## What you will do
An exact copy of the entries below is the expected answer.

+++ Record extracts +++

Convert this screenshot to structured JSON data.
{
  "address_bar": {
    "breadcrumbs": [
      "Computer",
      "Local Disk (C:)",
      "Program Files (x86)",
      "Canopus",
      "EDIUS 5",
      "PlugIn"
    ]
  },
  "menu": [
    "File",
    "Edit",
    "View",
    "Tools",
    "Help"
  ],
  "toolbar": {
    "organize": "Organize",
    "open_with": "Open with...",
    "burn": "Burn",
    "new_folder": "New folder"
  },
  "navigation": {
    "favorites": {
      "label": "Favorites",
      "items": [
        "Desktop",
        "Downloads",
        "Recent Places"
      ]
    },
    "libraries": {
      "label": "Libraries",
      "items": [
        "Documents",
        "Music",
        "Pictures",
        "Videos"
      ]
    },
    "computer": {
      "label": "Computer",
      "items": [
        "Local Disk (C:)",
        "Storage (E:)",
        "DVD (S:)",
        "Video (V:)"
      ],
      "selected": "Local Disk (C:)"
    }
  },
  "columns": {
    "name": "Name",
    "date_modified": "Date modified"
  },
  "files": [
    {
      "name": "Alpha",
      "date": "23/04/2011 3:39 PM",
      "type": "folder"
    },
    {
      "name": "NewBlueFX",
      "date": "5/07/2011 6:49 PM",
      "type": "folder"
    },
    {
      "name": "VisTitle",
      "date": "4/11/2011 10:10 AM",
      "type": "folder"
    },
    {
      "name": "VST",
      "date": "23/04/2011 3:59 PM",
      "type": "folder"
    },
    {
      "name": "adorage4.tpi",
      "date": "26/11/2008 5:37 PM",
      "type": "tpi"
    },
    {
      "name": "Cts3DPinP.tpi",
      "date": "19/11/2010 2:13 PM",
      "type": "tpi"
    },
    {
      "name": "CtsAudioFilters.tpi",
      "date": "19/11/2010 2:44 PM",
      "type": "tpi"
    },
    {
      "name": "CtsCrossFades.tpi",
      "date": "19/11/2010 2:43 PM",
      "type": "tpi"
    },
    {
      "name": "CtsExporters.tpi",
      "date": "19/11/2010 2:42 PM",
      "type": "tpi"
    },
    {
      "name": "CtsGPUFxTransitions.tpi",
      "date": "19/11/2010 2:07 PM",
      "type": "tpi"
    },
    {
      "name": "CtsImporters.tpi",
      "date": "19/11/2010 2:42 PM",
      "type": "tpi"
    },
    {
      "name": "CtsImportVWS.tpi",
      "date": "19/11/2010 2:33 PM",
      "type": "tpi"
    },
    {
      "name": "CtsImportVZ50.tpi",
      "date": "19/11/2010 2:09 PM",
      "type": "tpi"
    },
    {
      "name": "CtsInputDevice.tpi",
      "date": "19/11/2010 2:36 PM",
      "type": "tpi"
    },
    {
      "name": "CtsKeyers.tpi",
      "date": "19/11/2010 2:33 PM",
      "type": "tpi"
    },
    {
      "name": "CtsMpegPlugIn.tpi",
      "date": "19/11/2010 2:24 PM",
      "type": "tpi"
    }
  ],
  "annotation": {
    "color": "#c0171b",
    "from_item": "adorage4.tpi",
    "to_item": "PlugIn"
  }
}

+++

## Result
Convert this screenshot to structured JSON data.
{
  "address_bar": {
    "breadcrumbs": [
      "Computer",
      "Local Disk (C:)",
      "Program Files (x86)",
      "Canopus",
      "EDIUS 5",
      "PlugIn"
    ]
  },
  "menu": [
    "File",
    "Edit",
    "View",
    "Tools",
    "Help"
  ],
  "toolbar": {
    "organize": "Organize",
    "open_with": "Open with...",
    "burn": "Burn",
    "new_folder": "New folder"
  },
  "navigation": {
    "favorites": {
      "label": "Favorites",
      "items": [
        "Desktop",
        "Downloads",
        "Recent Places"
      ]
    },
    "libraries": {
      "label": "Libraries",
      "items": [
        "Documents",
        "Music",
        "Pictures",
        "Videos"
      ]
    },
    "computer": {
      "label": "Computer",
      "items": [
        "Local Disk (C:)",
        "Storage (E:)",
        "DVD (S:)",
        "Video (V:)"
      ],
      "selected": "Local Disk (C:)"
    }
  },
  "columns": {
    "name": "Name",
    "date_modified": "Date modified"
  },
  "files": [
    {
      "name": "Alpha",
      "date": "23/04/2011 3:39 PM",
      "type": "folder"
    },
    {
      "name": "NewBlueFX",
      "date": "5/07/2011 6:49 PM",
      "type": "folder"
    },
    {
      "name": "VisTitle",
      "date": "4/11/2011 10:10 AM",
      "type": "folder"
    },
    {
      "name": "VST",
      "date": "23/04/2011 3:59 PM",
      "type": "folder"
    },
    {
      "name": "adorage4.tpi",
      "date": "26/11/2008 5:37 PM",
      "type": "tpi"
    },
    {
      "name": "Cts3DPinP.tpi",
      "date": "19/11/2010 2:13 PM",
      "type": "tpi"
    },
    {
      "name": "CtsAudioFilters.tpi",
      "date": "19/11/2010 2:44 PM",
      "type": "tpi"
    },
    {
      "name": "CtsCrossFades.tpi",
      "date": "19/11/2010 2:43 PM",
      "type": "tpi"
    },
    {
      "name": "CtsExporters.tpi",
      "date": "19/11/2010 2:42 PM",
      "type": "tpi"
    },
    {
      "name": "CtsGPUFxTransitions.tpi",
      "date": "19/11/2010 2:07 PM",
      "type": "tpi"
    },
    {
      "name": "CtsImporters.tpi",
      "date": "19/11/2010 2:42 PM",
      "type": "tpi"
    },
    {
      "name": "CtsImportVWS.tpi",
      "date": "19/11/2010 2:33 PM",
      "type": "tpi"
    },
    {
      "name": "CtsImportVZ50.tpi",
      "date": "19/11/2010 2:09 PM",
      "type": "tpi"
    },
    {
      "name": "CtsInputDevice.tpi",
      "date": "19/11/2010 2:36 PM",
      "type": "tpi"
    },
    {
      "name": "CtsKeyers.tpi",
      "date": "19/11/2010 2:33 PM",
      "type": "tpi"
    },
    {
      "name": "CtsMpegPlugIn.tpi",
      "date": "19/11/2010 2:24 PM",
      "type": "tpi"
    }
  ],
  "annotation": {
    "color": "#c0171b",
    "from_item": "adorage4.tpi",
    "to_item": "PlugIn"
  }
}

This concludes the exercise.